Interestingly enough, the “Navy” in Black Bay 58 Navy Blue is not so indicative of the shade of colour on the watch, rather as a nod to the heritage of use in seafaring military forces. The blue is actually a perfect middle ground as it contrasts the white lumed hands and indexes sharply but retains a more marine than navy hue. The vintage Submariner on the other hand has a darker blue dial but, in this instance, it is a beautiful matte finish. With the bezel fading to a blueish-tinged grey, the two-tone effect is breathtaking, not to mention impossible to reproduce on a modern watch.
I’m sure it was tempting for Tudor to consider making the hands and indexes on the Black Bay 58 Blue a cream colour to convey that faux vintage message they do so well as on the Pelagos LHD. The fact that they didn’t sends a strong statement that this Black Bay can stand on its own as a new watch that is bolstered, but not handcuffed, by history.
The look comes across as very clean and highly legible because after all, the Black Bay 58 Navy Blue is a tool watch first and foremost. I also like that Tudor resisted using the coloured crown tube from the 41mm blue bezel version, giving enthusiasts what may be the perfect sized, proportioned, and cleanest blue dive watch on the market. Examining the 9411 Snowflake closely, one gains a severe appreciation for the authenticity and warmth of the aged cream coloured indexes and hands. Do you think anyone at Tudor or Rolex in the 1970s ever thought we would be waxing poetic about the colour fade on their military-spec tool watches fifty years distant?

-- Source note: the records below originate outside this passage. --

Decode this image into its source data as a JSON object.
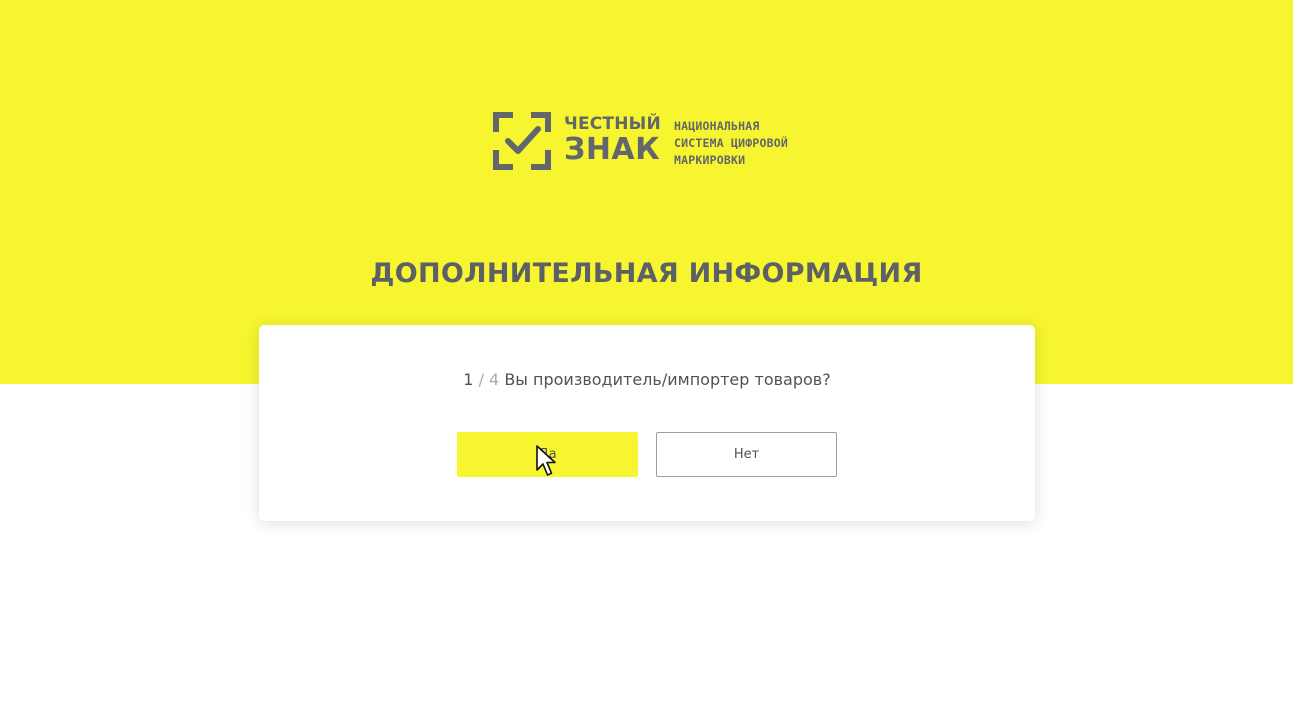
{
  "brand": {
    "name_line1": "ЧЕСТНЫЙ",
    "name_line2": "ЗНАК",
    "tagline": [
      "НАЦИОНАЛЬНАЯ",
      "СИСТЕМА ЦИФРОВОЙ",
      "МАРКИРОВКИ"
    ],
    "color": "#63666a",
    "accent": "#f6f52f"
  },
  "page": {
    "title": "ДОПОЛНИТЕЛЬНАЯ ИНФОРМАЦИЯ"
  },
  "question": {
    "current": "1",
    "separator": "/",
    "total": "4",
    "text": "Вы производитель/импортер товаров?"
  },
  "buttons": {
    "yes_label": "Да",
    "no_label": "Нет"
  },
  "icons": {
    "logo": "check-in-frame-icon",
    "pointer": "cursor-arrow-icon"
  }
}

The rest of the Black Bay 58 is what we have come to recognize as the evolution of Tudor from the “cheap Rolex” shadows. Inside the strong case beats the COSC certified MT5402 movement. Vintage Snowflake Submariners, desirable as they may be, make do with a capable but not in-house ETA powerplant. That strong case by the way features the beautifully chamfered edges on the lugs but is much thinner in profile than the 41mm, allowing for an amicable shirt-cuff relationship and transparent feel on the wrist.

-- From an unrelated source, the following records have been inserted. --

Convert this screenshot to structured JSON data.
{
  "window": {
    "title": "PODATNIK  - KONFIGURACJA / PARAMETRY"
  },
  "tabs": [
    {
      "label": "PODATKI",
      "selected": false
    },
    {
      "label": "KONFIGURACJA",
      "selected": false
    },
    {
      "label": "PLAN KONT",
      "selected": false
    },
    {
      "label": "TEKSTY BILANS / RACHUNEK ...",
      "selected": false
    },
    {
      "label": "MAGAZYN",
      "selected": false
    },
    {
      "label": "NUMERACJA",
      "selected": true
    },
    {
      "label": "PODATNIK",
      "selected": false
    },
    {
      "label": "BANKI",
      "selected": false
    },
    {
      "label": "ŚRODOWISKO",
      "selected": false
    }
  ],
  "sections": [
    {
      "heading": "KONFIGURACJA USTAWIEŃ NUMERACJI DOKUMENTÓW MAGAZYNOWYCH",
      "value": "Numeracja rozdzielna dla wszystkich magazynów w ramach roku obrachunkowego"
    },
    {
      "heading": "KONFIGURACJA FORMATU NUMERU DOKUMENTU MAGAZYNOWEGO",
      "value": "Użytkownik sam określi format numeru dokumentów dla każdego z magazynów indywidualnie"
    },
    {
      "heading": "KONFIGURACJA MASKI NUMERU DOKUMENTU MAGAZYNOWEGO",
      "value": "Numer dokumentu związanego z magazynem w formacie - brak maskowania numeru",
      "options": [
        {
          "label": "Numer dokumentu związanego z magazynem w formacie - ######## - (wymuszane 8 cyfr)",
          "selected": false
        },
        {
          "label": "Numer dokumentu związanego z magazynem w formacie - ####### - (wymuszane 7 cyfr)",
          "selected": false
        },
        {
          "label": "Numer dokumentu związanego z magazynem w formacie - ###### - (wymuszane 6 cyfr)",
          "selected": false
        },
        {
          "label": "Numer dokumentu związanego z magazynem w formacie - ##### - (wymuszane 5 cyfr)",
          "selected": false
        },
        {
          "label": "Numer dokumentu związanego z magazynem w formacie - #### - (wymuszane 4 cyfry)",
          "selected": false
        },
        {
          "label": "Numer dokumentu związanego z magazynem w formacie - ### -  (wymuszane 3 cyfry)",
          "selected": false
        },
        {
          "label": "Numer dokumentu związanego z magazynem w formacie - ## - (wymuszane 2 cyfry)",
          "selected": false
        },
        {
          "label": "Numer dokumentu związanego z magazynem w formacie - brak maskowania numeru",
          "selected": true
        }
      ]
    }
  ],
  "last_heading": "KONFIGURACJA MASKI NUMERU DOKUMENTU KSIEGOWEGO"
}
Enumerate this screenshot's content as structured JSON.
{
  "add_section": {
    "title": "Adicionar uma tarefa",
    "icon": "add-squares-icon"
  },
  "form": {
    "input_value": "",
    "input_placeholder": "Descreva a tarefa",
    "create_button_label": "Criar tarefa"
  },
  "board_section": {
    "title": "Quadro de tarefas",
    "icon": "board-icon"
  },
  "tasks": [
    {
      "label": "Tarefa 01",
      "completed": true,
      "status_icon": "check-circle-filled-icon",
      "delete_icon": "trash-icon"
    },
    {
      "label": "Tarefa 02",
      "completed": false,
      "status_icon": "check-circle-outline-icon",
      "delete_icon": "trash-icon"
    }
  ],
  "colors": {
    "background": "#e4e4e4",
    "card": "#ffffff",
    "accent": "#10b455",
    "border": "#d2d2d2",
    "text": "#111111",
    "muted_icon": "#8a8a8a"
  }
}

Embrace the modern Black Bay 58 over the vintage Snowflake an you’ll also be treated to a supple and premium tapered bracelet. I find the faux rivets on the links to be the only unnecessary feature of the watch but far from an ownership-blocker. Clasp security and operation is pure modern Tudor. I’ve also deployed the BB58 Navy Blue on both dark blue and light grey NATO straps and can confirm this watch is especially friendly to these different looks. Tudor will also supply the watch on either their own leather or fabric strap as well.
Seafaring officers of the NATO clan needed the Submariner Snowflake through the depths of the Cold War as one of their many tools to help keep an eye on the vast oceans of the world. The Tudor Black Bay 58 Navy Blue is exactly what we need in mid-2020. A modern, well-executed watch that embraces its historical inspiration but provides function and fun from a brand that is definitely enjoying a heyday unlike any other.